AFTER being awarded Wellington Shire's community group of the year for 2017, Sale's Monday Tucker program has big plans for the year ahead.
Started by Sale Central Rotary Club in 2012, the weekly event feeds about 70 people every Monday night.
Anyone is welcome, with a free hot meal cooked up by volunteers, fresh fruit, and good company.
Organiser Andrew Bradley said all sorts of people showed up, including young families, disadvantaged youth, widowers and widows.
"It seems like a simple thing, just to cook up a meal for people, but it seems to capture everyone's interest," he said.
"We don't delve into their backgrounds, we're really working to make this a safe space for them where they're not judged."
Michael Page, another organiser, said it was important to provide support for vulnerable people, and this was a direct way to make an impact.
"We've solicited all the agencies, social workers at the hospital, clinics, police, they all refer people to come down," he said.
"We've had kids come up wanting to know what 'these' are, meaning carrots or potatoes. "
Mr Bradley said Monday Tucker was sometimes the first time children had sat a table with cutlery and plates, and was a good way to teach table manners.
"I'll never forget, once we had a little girl, we had some strawberries donated to us, and one of our volunteers cut them up, and we made strawberries and cream for dessert, and the little girl came up, she ate all the cream and left the strawberries.

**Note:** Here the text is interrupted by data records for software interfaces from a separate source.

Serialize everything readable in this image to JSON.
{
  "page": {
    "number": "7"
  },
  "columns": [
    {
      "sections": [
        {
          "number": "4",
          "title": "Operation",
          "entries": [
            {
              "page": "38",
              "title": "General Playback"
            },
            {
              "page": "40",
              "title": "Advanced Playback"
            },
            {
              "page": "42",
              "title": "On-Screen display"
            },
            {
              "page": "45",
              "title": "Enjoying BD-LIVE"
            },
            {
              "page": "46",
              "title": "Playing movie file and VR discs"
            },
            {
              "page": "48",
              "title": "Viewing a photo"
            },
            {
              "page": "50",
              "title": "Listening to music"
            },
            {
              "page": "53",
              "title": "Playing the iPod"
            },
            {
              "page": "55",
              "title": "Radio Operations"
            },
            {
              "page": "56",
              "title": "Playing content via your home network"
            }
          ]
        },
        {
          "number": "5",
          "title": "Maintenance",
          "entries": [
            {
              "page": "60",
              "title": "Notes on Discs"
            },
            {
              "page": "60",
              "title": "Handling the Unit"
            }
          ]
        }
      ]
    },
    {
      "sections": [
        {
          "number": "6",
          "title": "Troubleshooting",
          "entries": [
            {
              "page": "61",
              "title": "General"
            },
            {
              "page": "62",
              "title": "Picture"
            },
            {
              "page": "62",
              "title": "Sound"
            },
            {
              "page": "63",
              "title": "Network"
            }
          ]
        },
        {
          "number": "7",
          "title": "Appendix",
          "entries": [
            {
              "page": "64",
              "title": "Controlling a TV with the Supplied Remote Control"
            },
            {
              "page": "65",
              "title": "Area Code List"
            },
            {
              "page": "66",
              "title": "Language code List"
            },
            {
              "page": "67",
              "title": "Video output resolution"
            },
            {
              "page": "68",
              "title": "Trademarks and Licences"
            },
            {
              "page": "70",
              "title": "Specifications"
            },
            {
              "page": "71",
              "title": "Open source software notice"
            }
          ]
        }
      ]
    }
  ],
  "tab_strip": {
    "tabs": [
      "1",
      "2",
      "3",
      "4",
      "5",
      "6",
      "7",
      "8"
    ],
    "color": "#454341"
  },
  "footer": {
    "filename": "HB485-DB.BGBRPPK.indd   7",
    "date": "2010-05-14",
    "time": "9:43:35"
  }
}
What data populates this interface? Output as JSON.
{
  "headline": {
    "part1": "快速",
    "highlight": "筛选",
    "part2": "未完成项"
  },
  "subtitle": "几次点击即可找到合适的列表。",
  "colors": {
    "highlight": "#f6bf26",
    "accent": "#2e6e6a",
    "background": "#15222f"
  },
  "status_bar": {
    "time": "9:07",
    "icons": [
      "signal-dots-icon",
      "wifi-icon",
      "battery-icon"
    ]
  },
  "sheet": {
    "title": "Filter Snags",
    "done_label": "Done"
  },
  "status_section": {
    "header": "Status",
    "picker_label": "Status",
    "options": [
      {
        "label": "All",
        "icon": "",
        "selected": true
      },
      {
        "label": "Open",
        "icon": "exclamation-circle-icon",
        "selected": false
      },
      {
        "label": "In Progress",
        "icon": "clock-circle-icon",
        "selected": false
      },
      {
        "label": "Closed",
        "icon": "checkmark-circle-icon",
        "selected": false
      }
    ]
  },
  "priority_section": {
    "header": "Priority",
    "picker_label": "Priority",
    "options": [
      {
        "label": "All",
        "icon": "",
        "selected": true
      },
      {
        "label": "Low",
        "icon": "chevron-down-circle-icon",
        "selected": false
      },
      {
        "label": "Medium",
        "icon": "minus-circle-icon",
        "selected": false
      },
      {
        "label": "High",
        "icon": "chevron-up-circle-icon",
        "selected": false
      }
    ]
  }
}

She said "they didn't taste like strawberries," because they're used to strawberry flavouring," he said.
Every week, food is donated from the community, and from Second Bite, which distributes supermarket produce that is close to its sell-by date to charities across Victoria.
A team of volunteers then prepares meals for anyone who walks in the door at the Memorial Hall.
While Mr Bradley and Mr Page are Rotarians, both are keen to encourage the community to take ownership of Monday Tucker, so the club can start doing even more.
The SEED community garden project, near Lake Guyatt, has already received $10,000 in federal funding and youth camp initiatives for kids from difficult family environments are being planned.
"The club is keen to do something in the family violence area, so we took some of their ideas back to the police and they gave feedback on the gaps they find," Mr Bradley said.
"A lot (of youth) come to Monday Tucker and have other problems, and eight times out of 10 it's because they've had a rough family background."
"We used to run a program called GoYouth, taking kids up to Licola, we focused on kids with low self-esteem and confidence to build up their leadership skills," Mr Page said.
"At one of the meetings, police indicated they're very concerned, because they're getting a lot of family violence cases from kids in grade six or even grade five, so we're in the process of reprogramming that program, so principals can select kids that they know who are having trouble at home."
Another proposal is the Wild4 program, where youths who have run into trouble with the police, and may be close to incarceration, are taken to the High Country for a week of activities and hiking.
"They did one just prior to Christmas, and there's indications that those kids have gone back to TAFE or schooling, one joined the Army Cadets," Mr Page said.
Monday Tucker runs every Monday from 5pm at the Sale Memorial Hall's supper room, and is open to anyone.
To volunteer, phone Sale Central Rotary Club on 0458 006 040, or 0412 331 946 (volunteers must hold a Working with Children Check).
"If you want to come, show up, and we'll give you something to eat," Mr Bradley said.